- **Activity**: Work out the count of lines in the material where the string "text" shows up, and reply with it alone.
::::
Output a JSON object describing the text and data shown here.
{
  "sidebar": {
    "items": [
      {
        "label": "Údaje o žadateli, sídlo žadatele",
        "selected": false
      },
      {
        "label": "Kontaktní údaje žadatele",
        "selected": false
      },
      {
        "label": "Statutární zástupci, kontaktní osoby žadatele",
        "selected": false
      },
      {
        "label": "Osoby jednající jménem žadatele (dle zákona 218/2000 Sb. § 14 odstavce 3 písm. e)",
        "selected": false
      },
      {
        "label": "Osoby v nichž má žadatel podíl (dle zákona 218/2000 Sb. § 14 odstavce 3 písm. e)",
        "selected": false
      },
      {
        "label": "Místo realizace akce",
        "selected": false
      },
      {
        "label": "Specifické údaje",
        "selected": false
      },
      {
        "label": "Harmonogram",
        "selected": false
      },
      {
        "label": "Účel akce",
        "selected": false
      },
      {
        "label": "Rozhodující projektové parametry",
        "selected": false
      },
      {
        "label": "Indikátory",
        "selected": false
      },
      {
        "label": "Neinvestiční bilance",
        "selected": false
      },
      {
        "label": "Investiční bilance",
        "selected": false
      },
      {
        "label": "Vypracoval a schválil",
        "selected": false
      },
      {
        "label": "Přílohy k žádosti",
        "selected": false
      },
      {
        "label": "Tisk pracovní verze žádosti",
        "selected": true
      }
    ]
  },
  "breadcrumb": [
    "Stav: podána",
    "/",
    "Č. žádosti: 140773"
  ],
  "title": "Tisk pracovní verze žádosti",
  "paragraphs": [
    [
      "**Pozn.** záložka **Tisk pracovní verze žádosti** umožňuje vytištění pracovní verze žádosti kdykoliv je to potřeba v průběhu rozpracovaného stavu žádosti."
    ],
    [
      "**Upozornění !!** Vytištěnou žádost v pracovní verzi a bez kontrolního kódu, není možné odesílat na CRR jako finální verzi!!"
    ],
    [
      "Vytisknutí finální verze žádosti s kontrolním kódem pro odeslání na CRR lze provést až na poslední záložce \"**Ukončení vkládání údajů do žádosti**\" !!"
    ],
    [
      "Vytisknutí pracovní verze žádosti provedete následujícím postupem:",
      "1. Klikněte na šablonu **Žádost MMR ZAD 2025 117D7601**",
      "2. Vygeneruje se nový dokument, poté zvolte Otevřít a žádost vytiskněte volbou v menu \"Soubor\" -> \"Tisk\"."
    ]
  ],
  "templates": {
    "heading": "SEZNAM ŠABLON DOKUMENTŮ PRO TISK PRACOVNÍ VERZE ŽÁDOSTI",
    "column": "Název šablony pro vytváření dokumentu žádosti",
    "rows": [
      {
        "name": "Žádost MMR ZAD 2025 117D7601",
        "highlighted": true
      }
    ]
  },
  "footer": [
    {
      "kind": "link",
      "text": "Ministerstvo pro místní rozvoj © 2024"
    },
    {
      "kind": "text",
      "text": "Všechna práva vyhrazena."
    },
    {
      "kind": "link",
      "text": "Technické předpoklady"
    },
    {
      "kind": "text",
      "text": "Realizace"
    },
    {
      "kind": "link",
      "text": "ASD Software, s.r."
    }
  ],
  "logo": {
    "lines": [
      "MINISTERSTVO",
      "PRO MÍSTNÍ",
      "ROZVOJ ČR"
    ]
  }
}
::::
- **Your solution**: 8